┌──

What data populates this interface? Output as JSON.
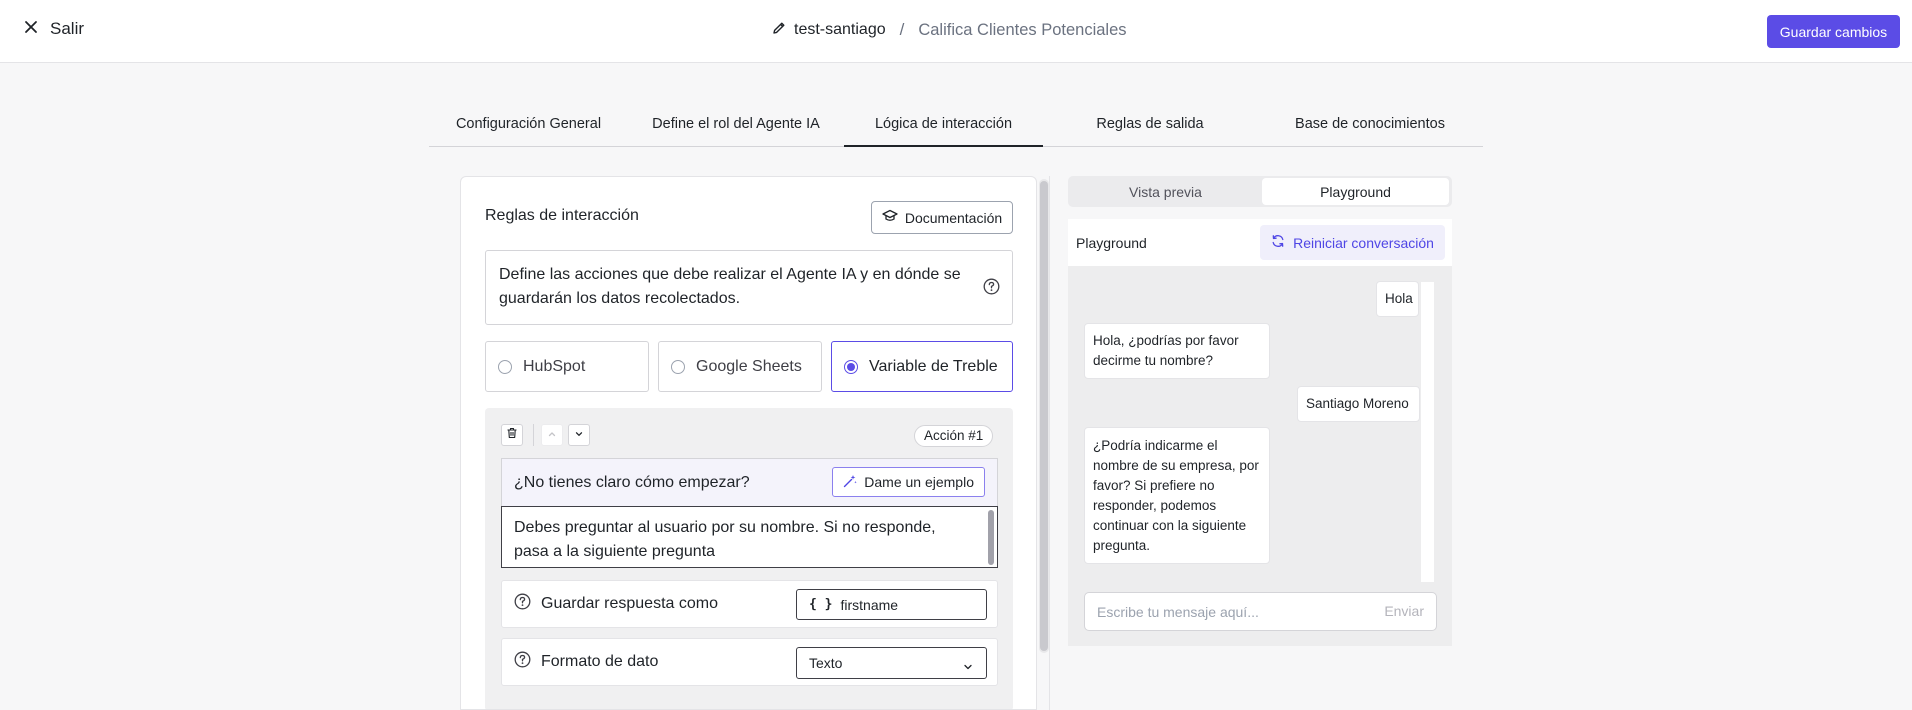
{
  "header": {
    "exit_label": "Salir",
    "agent_name": "test-santiago",
    "separator": "/",
    "page_title": "Califica Clientes Potenciales",
    "save_label": "Guardar cambios"
  },
  "tabs": [
    {
      "label": "Configuración General",
      "active": false
    },
    {
      "label": "Define el rol del Agente IA",
      "active": false
    },
    {
      "label": "Lógica de interacción",
      "active": true
    },
    {
      "label": "Reglas de salida",
      "active": false
    },
    {
      "label": "Base de conocimientos",
      "active": false
    }
  ],
  "rules": {
    "title": "Reglas de interacción",
    "doc_button": "Documentación",
    "description": "Define las acciones que debe realizar el Agente IA y en dónde se guardarán los datos recolectados.",
    "options": [
      {
        "label": "HubSpot",
        "selected": false
      },
      {
        "label": "Google Sheets",
        "selected": false
      },
      {
        "label": "Variable de Treble",
        "selected": true
      }
    ]
  },
  "action": {
    "badge": "Acción #1",
    "hint": "¿No tienes claro cómo empezar?",
    "example_button": "Dame un ejemplo",
    "prompt": "Debes preguntar al usuario por su nombre. Si no responde, pasa a la siguiente pregunta",
    "save_as_label": "Guardar respuesta como",
    "save_as_value": "firstname",
    "format_label": "Formato de dato",
    "format_value": "Texto"
  },
  "preview": {
    "seg_preview": "Vista previa",
    "seg_playground": "Playground",
    "header_title": "Playground",
    "restart_label": "Reiniciar conversación",
    "messages": [
      {
        "from": "user",
        "text": "Hola"
      },
      {
        "from": "agent",
        "text": "Hola, ¿podrías por favor decirme tu nombre?"
      },
      {
        "from": "user",
        "text": "Santiago Moreno"
      },
      {
        "from": "agent",
        "text": "¿Podría indicarme el nombre de su empresa, por favor? Si prefiere no responder, podemos continuar con la siguiente pregunta."
      }
    ],
    "input_placeholder": "Escribe tu mensaje aquí...",
    "send_label": "Enviar"
  },
  "colors": {
    "accent": "#5b4ce6",
    "link": "#4f46e5"
  }
}
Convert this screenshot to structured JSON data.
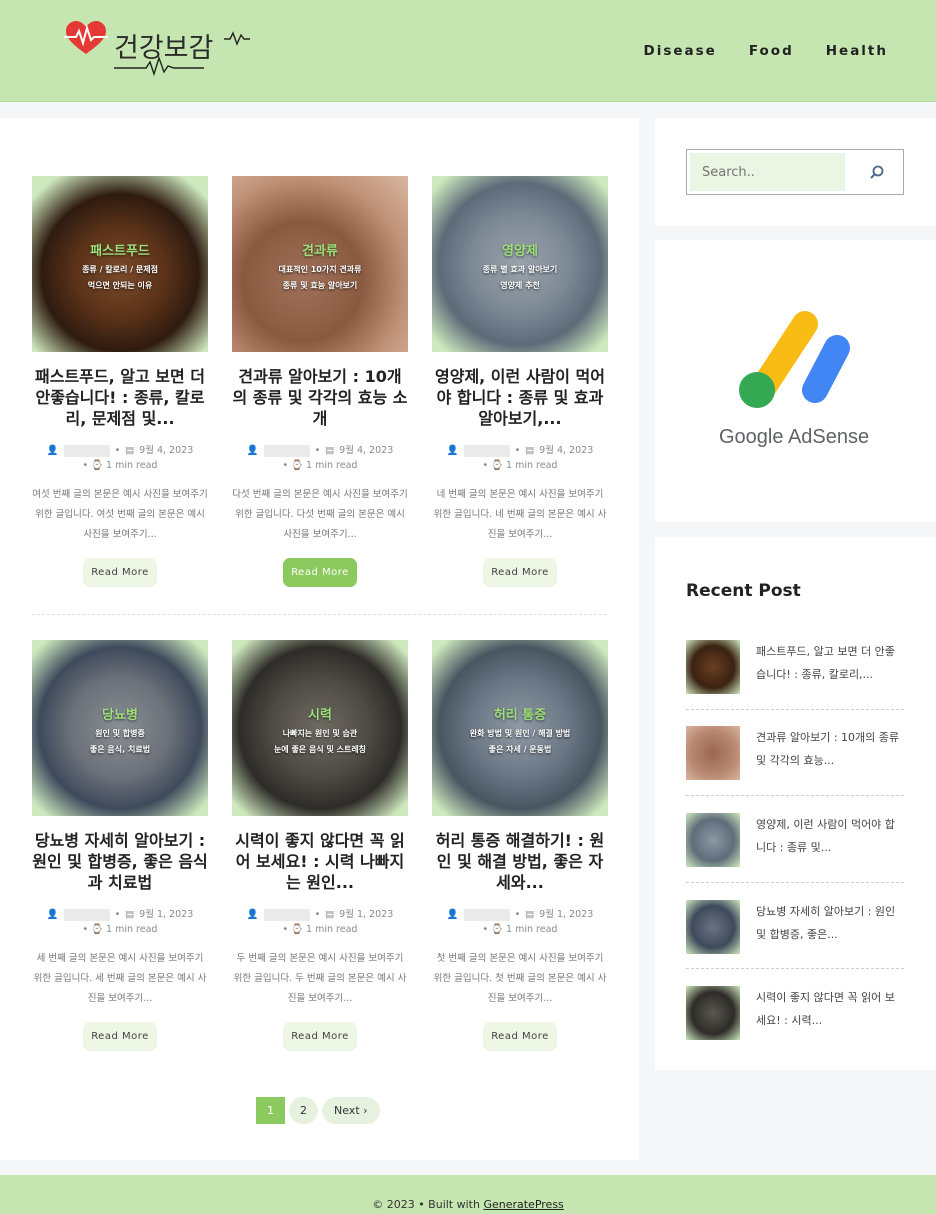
{
  "header": {
    "logo_text": "건강보감",
    "nav": [
      "Disease",
      "Food",
      "Health"
    ]
  },
  "posts": [
    {
      "category": "패스트푸드",
      "sub1": "종류 / 칼로리 / 문제점",
      "sub2": "먹으면 안되는 이유",
      "title": "패스트푸드, 알고 보면 더 안좋습니다! : 종류, 칼로리, 문제점 및...",
      "date": "9월 4, 2023",
      "read": "1 min read",
      "excerpt": "여섯 번째 글의 본문은 예시 사진을 보여주기 위한 글입니다. 여섯 번째 글의 본문은 예시 사진을 보여주기...",
      "more": "Read More"
    },
    {
      "category": "견과류",
      "sub1": "대표적인 10가지 견과류",
      "sub2": "종류 및 효능 알아보기",
      "title": "견과류 알아보기 : 10개의 종류 및 각각의 효능 소개",
      "date": "9월 4, 2023",
      "read": "1 min read",
      "excerpt": "다섯 번째 글의 본문은 예시 사진을 보여주기 위한 글입니다. 다섯 번째 글의 본문은 예시 사진을 보여주기...",
      "more": "Read More"
    },
    {
      "category": "영양제",
      "sub1": "종류 별 효과 알아보기",
      "sub2": "영양제 추천",
      "title": "영양제, 이런 사람이 먹어야 합니다 : 종류 및 효과 알아보기,...",
      "date": "9월 4, 2023",
      "read": "1 min read",
      "excerpt": "네 번째 글의 본문은 예시 사진을 보여주기 위한 글입니다. 네 번째 글의 본문은 예시 사진을 보여주기...",
      "more": "Read More"
    },
    {
      "category": "당뇨병",
      "sub1": "원인 및 합병증",
      "sub2": "좋은 음식, 치료법",
      "title": "당뇨병 자세히 알아보기 : 원인 및 합병증, 좋은 음식과 치료법",
      "date": "9월 1, 2023",
      "read": "1 min read",
      "excerpt": "세 번째 글의 본문은 예시 사진을 보여주기 위한 글입니다. 세 번째 글의 본문은 예시 사진을 보여주기...",
      "more": "Read More"
    },
    {
      "category": "시력",
      "sub1": "나빠지는 원인 및 습관",
      "sub2": "눈에 좋은 음식 및 스트레칭",
      "title": "시력이 좋지 않다면 꼭 읽어 보세요! : 시력 나빠지는 원인...",
      "date": "9월 1, 2023",
      "read": "1 min read",
      "excerpt": "두 번째 글의 본문은 예시 사진을 보여주기 위한 글입니다. 두 번째 글의 본문은 예시 사진을 보여주기...",
      "more": "Read More"
    },
    {
      "category": "허리 통증",
      "sub1": "완화 방법 및 원인 / 해결 방법",
      "sub2": "좋은 자세 / 운동법",
      "title": "허리 통증 해결하기! : 원인 및 해결 방법, 좋은 자세와...",
      "date": "9월 1, 2023",
      "read": "1 min read",
      "excerpt": "첫 번째 글의 본문은 예시 사진을 보여주기 위한 글입니다. 첫 번째 글의 본문은 예시 사진을 보여주기...",
      "more": "Read More"
    }
  ],
  "pagination": {
    "p1": "1",
    "p2": "2",
    "next": "Next"
  },
  "sidebar": {
    "search_placeholder": "Search..",
    "ads_text": "Google AdSense",
    "recent_title": "Recent Post",
    "recent": [
      "패스트푸드, 알고 보면 더 안좋습니다! : 종류, 칼로리,...",
      "견과류 알아보기 : 10개의 종류 및 각각의 효능...",
      "영양제, 이런 사람이 먹어야 합니다 : 종류 및...",
      "당뇨병 자세히 알아보기 : 원인 및 합병증, 좋은...",
      "시력이 좋지 않다면 꼭 읽어 보세요! : 시력..."
    ]
  },
  "footer": {
    "copyright": "© 2023 • Built with",
    "link": "GeneratePress"
  },
  "colors": {
    "brand_green": "#c5e6b0",
    "accent_green": "#8cc95f",
    "logo_red": "#e53935"
  },
  "icons": [
    "heart-pulse-icon",
    "search-icon",
    "user-icon",
    "calendar-icon",
    "clock-icon",
    "chevron-right-icon",
    "google-adsense-logo"
  ]
}
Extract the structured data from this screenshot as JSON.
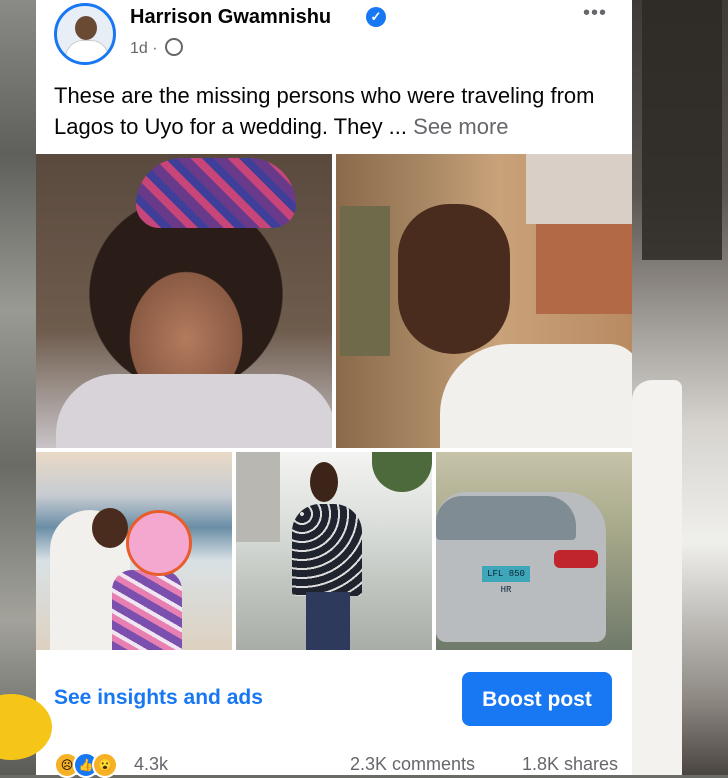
{
  "post": {
    "author": "Harrison Gwamnishu",
    "verified_icon": "verified-badge-icon",
    "time": "1d",
    "separator": "·",
    "audience_icon": "globe-icon",
    "more_menu": "•••",
    "caption_text": "These are the missing persons who were traveling from Lagos to Uyo for a wedding. They ... ",
    "see_more": "See more",
    "plate_text": "LFL 850 HR"
  },
  "actions": {
    "insights_label": "See insights and ads",
    "boost_label": "Boost post"
  },
  "stats": {
    "reaction_icons": [
      "sad-reaction-icon",
      "like-reaction-icon",
      "wow-reaction-icon"
    ],
    "reaction_count": "4.3k",
    "comments": "2.3K comments",
    "shares": "1.8K shares"
  },
  "colors": {
    "accent": "#1877f2",
    "secondary_text": "#65676b"
  }
}
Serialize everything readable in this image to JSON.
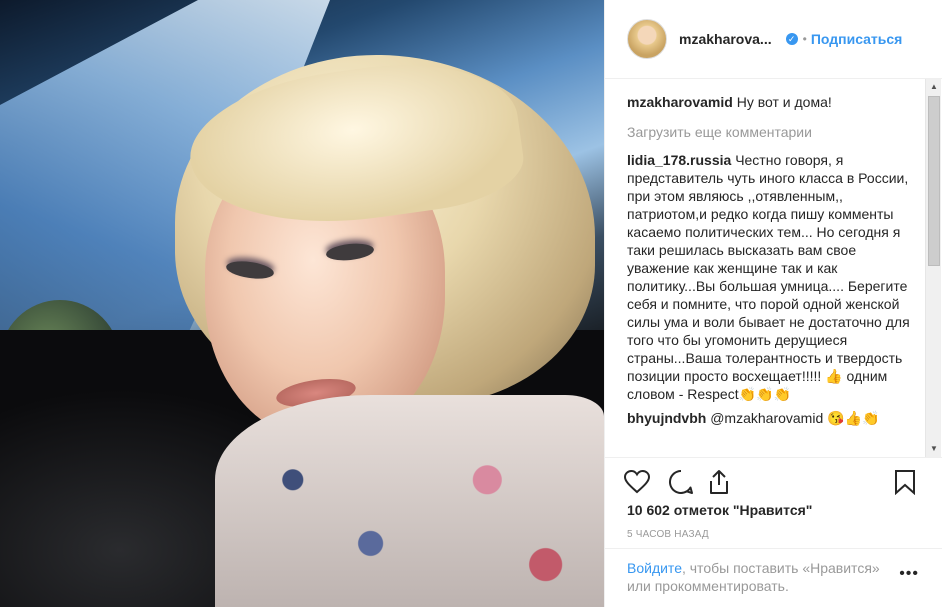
{
  "header": {
    "username": "mzakharova...",
    "verified_glyph": "✓",
    "separator": "•",
    "follow_label": "Подписаться"
  },
  "comments": {
    "caption": {
      "user": "mzakharovamid",
      "text": "Ну вот и дома!"
    },
    "load_more": "Загрузить еще комментарии",
    "items": [
      {
        "user": "lidia_178.russia",
        "text": "Честно говоря, я представитель чуть иного класса в России, при этом являюсь ,,отявленным,, патриотом,и редко когда пишу комменты касаемо политических тем... Но сегодня я таки решилась высказать вам свое уважение как женщине так и как политику...Вы большая умница.... Берегите себя и помните, что порой одной женской силы ума и воли бывает не достаточно для того что бы угомонить дерущиеся страны...Ваша толерантность и твердость позиции просто восхещает!!!!! 👍 одним словом - Respect👏👏👏"
      },
      {
        "user": "bhyujndvbh",
        "text": "@mzakharovamid 😘👍👏"
      }
    ]
  },
  "actions": {
    "like": "heart-outline",
    "comment": "speech-bubble",
    "share": "share-arrow",
    "save": "bookmark"
  },
  "likes": "10 602 отметок \"Нравится\"",
  "time": "5 ЧАСОВ НАЗАД",
  "footer": {
    "login_link": "Войдите",
    "rest": ", чтобы поставить «Нравится» или прокомментировать.",
    "more": "•••"
  },
  "colors": {
    "accent": "#3897f0",
    "text": "#262626",
    "muted": "#999999",
    "border": "#efefef"
  }
}
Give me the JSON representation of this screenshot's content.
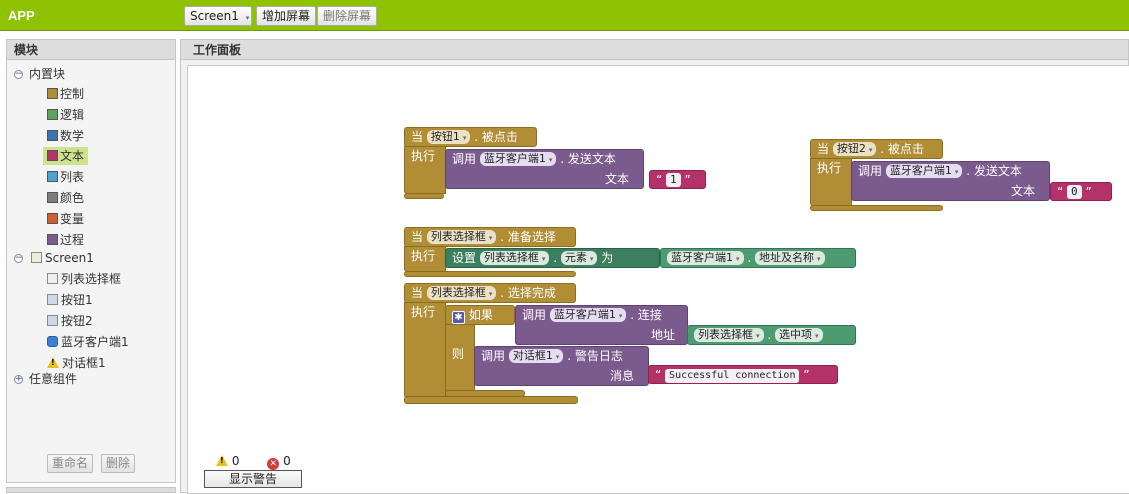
{
  "app": {
    "title": "APP"
  },
  "toolbar": {
    "screen_select": "Screen1",
    "add_screen": "增加屏幕",
    "remove_screen": "删除屏幕"
  },
  "blocks_panel": {
    "header": "模块",
    "builtin": {
      "label": "内置块",
      "items": [
        {
          "label": "控制",
          "color": "#b18e35"
        },
        {
          "label": "逻辑",
          "color": "#5ba55b"
        },
        {
          "label": "数学",
          "color": "#3f71b5"
        },
        {
          "label": "文本",
          "color": "#b3326a"
        },
        {
          "label": "列表",
          "color": "#49a6d4"
        },
        {
          "label": "颜色",
          "color": "#7d7d7d"
        },
        {
          "label": "变量",
          "color": "#d05f2d"
        },
        {
          "label": "过程",
          "color": "#7b5a8d"
        }
      ]
    },
    "screen": {
      "label": "Screen1",
      "components": [
        "列表选择框",
        "按钮1",
        "按钮2",
        "蓝牙客户端1",
        "对话框1"
      ]
    },
    "any_component": "任意组件",
    "rename_button": "重命名",
    "delete_button": "删除"
  },
  "workspace": {
    "header": "工作面板",
    "warnings_count": "0",
    "errors_count": "0",
    "show_warnings": "显示警告"
  },
  "blocks": {
    "b1": {
      "when": "当",
      "component": "按钮1",
      "event": ". 被点击",
      "do": "执行",
      "call": "调用",
      "target": "蓝牙客户端1",
      "method": ". 发送文本",
      "param": "文本",
      "value": "1"
    },
    "b2": {
      "when": "当",
      "component": "按钮2",
      "event": ". 被点击",
      "do": "执行",
      "call": "调用",
      "target": "蓝牙客户端1",
      "method": ". 发送文本",
      "param": "文本",
      "value": "0"
    },
    "b3": {
      "when": "当",
      "component": "列表选择框",
      "event": ". 准备选择",
      "do": "执行",
      "set": "设置",
      "target": "列表选择框",
      "prop": "元素",
      "to": "为",
      "src": "蓝牙客户端1",
      "src_prop": "地址及名称"
    },
    "b4": {
      "when": "当",
      "component": "列表选择框",
      "event": ". 选择完成",
      "do": "执行",
      "if": "如果",
      "call": "调用",
      "target": "蓝牙客户端1",
      "method": ". 连接",
      "param": "地址",
      "src": "列表选择框",
      "src_prop": "选中项",
      "then": "则",
      "call2": "调用",
      "target2": "对话框1",
      "method2": ". 警告日志",
      "param2": "消息",
      "message": "Successful  connection"
    }
  },
  "glyphs": {
    "open_quote": "“",
    "close_quote": "”",
    "dropdown_arrow": "▾",
    "dot": "."
  }
}
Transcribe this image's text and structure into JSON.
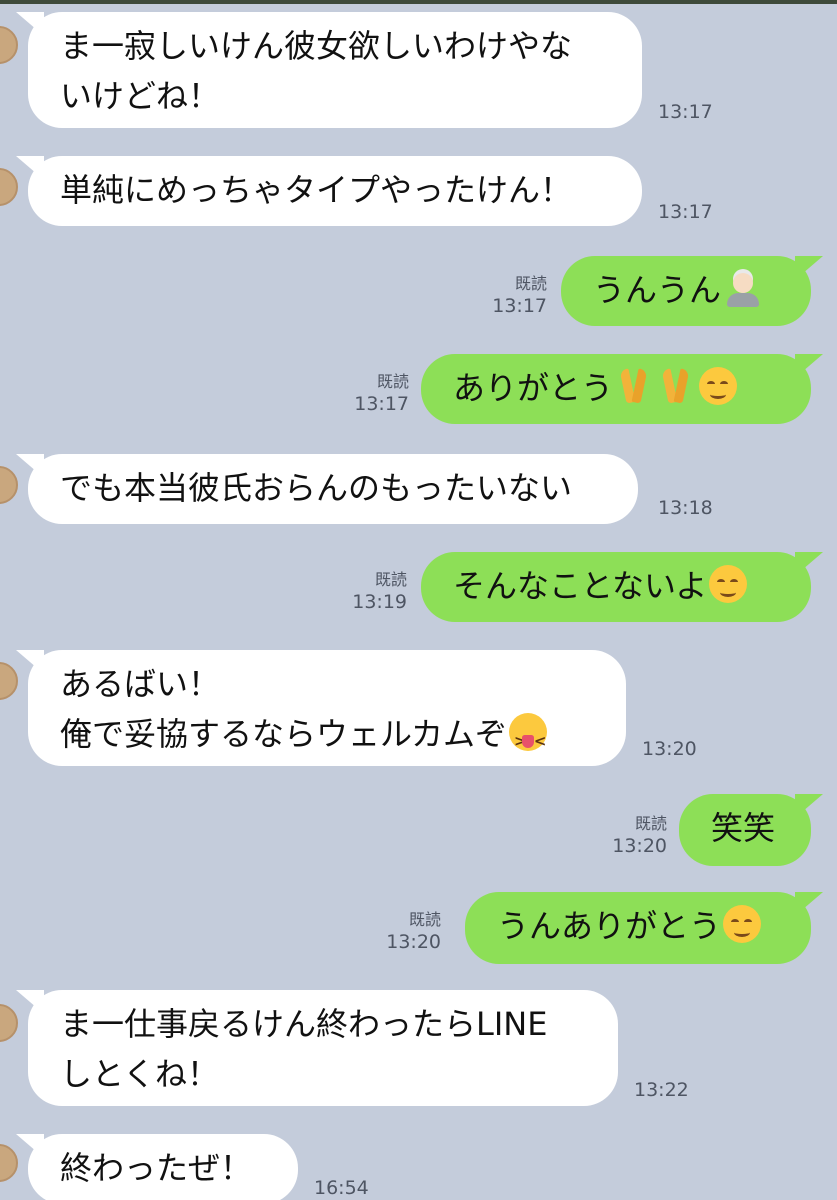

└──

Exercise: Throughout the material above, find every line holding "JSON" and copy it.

Reply:
What data populates this interface? Output as JSON.
Convert this screenshot to structured JSON data.
Extract the structured data from this screenshot as JSON.
Serialize everything readable in this image to JSON.
Give me the JSON representation of this screenshot's content.
Transcribe this image's text and structure into JSON.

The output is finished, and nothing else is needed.